Each record below must be returned exactly, with no line left out.
-- Data extracts follows --
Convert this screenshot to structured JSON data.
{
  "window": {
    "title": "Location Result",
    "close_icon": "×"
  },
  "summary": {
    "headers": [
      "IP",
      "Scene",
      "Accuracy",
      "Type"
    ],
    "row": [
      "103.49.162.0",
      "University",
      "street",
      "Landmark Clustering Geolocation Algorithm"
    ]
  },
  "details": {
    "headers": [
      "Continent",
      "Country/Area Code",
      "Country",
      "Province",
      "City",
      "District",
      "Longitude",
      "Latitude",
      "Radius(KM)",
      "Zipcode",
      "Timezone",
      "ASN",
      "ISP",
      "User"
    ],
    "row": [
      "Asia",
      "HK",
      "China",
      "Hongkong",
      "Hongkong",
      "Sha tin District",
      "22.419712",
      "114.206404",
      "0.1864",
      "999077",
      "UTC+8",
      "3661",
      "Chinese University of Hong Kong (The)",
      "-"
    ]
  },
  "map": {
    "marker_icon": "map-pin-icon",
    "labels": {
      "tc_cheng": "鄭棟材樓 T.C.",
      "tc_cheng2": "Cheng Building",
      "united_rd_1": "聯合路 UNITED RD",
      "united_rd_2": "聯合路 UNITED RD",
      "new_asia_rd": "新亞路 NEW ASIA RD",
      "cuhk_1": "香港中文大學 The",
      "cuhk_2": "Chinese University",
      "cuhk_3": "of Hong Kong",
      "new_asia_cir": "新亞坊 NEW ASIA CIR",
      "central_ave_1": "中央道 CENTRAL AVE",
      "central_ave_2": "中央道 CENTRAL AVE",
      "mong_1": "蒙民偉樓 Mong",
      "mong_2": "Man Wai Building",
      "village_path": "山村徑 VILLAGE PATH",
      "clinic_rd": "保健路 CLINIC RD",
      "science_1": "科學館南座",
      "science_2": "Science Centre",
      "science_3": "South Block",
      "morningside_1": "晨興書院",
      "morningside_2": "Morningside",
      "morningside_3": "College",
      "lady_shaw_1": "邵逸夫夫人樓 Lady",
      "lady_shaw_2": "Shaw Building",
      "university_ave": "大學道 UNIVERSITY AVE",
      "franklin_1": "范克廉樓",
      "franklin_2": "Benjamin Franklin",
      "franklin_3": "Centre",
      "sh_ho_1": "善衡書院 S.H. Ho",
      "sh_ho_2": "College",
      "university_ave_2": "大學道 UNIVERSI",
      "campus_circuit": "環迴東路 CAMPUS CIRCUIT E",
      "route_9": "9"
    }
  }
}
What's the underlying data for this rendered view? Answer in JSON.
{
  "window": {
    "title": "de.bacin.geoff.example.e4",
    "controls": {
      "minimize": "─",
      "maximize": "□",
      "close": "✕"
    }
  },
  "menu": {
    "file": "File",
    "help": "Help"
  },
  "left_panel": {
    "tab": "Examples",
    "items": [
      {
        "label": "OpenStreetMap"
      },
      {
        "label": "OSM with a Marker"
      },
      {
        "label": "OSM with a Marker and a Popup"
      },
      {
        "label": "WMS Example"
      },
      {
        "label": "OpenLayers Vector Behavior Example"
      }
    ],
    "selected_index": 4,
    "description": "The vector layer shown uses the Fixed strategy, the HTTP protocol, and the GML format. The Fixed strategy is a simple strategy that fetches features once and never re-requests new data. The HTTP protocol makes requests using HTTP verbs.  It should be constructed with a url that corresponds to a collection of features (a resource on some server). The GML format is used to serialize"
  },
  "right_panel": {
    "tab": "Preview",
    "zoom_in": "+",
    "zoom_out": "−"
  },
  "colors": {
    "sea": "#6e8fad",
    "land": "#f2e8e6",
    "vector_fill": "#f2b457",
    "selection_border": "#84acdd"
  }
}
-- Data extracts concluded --
Expected answer:
Convert this screenshot to structured JSON data.
{
  "window": {
    "title": "Location Result",
    "close_icon": "×"
  },
  "summary": {
    "headers": [
      "IP",
      "Scene",
      "Accuracy",
      "Type"
    ],
    "row": [
      "103.49.162.0",
      "University",
      "street",
      "Landmark Clustering Geolocation Algorithm"
    ]
  },
  "details": {
    "headers": [
      "Continent",
      "Country/Area Code",
      "Country",
      "Province",
      "City",
      "District",
      "Longitude",
      "Latitude",
      "Radius(KM)",
      "Zipcode",
      "Timezone",
      "ASN",
      "ISP",
      "User"
    ],
    "row": [
      "Asia",
      "HK",
      "China",
      "Hongkong",
      "Hongkong",
      "Sha tin District",
      "22.419712",
      "114.206404",
      "0.1864",
      "999077",
      "UTC+8",
      "3661",
      "Chinese University of Hong Kong (The)",
      "-"
    ]
  },
  "map": {
    "marker_icon": "map-pin-icon",
    "labels": {
      "tc_cheng": "鄭棟材樓 T.C.",
      "tc_cheng2": "Cheng Building",
      "united_rd_1": "聯合路 UNITED RD",
      "united_rd_2": "聯合路 UNITED RD",
      "new_asia_rd": "新亞路 NEW ASIA RD",
      "cuhk_1": "香港中文大學 The",
      "cuhk_2": "Chinese University",
      "cuhk_3": "of Hong Kong",
      "new_asia_cir": "新亞坊 NEW ASIA CIR",
      "central_ave_1": "中央道 CENTRAL AVE",
      "central_ave_2": "中央道 CENTRAL AVE",
      "mong_1": "蒙民偉樓 Mong",
      "mong_2": "Man Wai Building",
      "village_path": "山村徑 VILLAGE PATH",
      "clinic_rd": "保健路 CLINIC RD",
      "science_1": "科學館南座",
      "science_2": "Science Centre",
      "science_3": "South Block",
      "morningside_1": "晨興書院",
      "morningside_2": "Morningside",
      "morningside_3": "College",
      "lady_shaw_1": "邵逸夫夫人樓 Lady",
      "lady_shaw_2": "Shaw Building",
      "university_ave": "大學道 UNIVERSITY AVE",
      "franklin_1": "范克廉樓",
      "franklin_2": "Benjamin Franklin",
      "franklin_3": "Centre",
      "sh_ho_1": "善衡書院 S.H. Ho",
      "sh_ho_2": "College",
      "university_ave_2": "大學道 UNIVERSI",
      "campus_circuit": "環迴東路 CAMPUS CIRCUIT E",
      "route_9": "9"
    }
  }
}
What's the underlying data for this rendered view? Answer in JSON.
{
  "window": {
    "title": "de.bacin.geoff.example.e4",
    "controls": {
      "minimize": "─",
      "maximize": "□",
      "close": "✕"
    }
  },
  "menu": {
    "file": "File",
    "help": "Help"
  },
  "left_panel": {
    "tab": "Examples",
    "items": [
      {
        "label": "OpenStreetMap"
      },
      {
        "label": "OSM with a Marker"
      },
      {
        "label": "OSM with a Marker and a Popup"
      },
      {
        "label": "WMS Example"
      },
      {
        "label": "OpenLayers Vector Behavior Example"
      }
    ],
    "selected_index": 4,
    "description": "The vector layer shown uses the Fixed strategy, the HTTP protocol, and the GML format. The Fixed strategy is a simple strategy that fetches features once and never re-requests new data. The HTTP protocol makes requests using HTTP verbs.  It should be constructed with a url that corresponds to a collection of features (a resource on some server). The GML format is used to serialize"
  },
  "right_panel": {
    "tab": "Preview",
    "zoom_in": "+",
    "zoom_out": "−"
  },
  "colors": {
    "sea": "#6e8fad",
    "land": "#f2e8e6",
    "vector_fill": "#f2b457",
    "selection_border": "#84acdd"
  }
}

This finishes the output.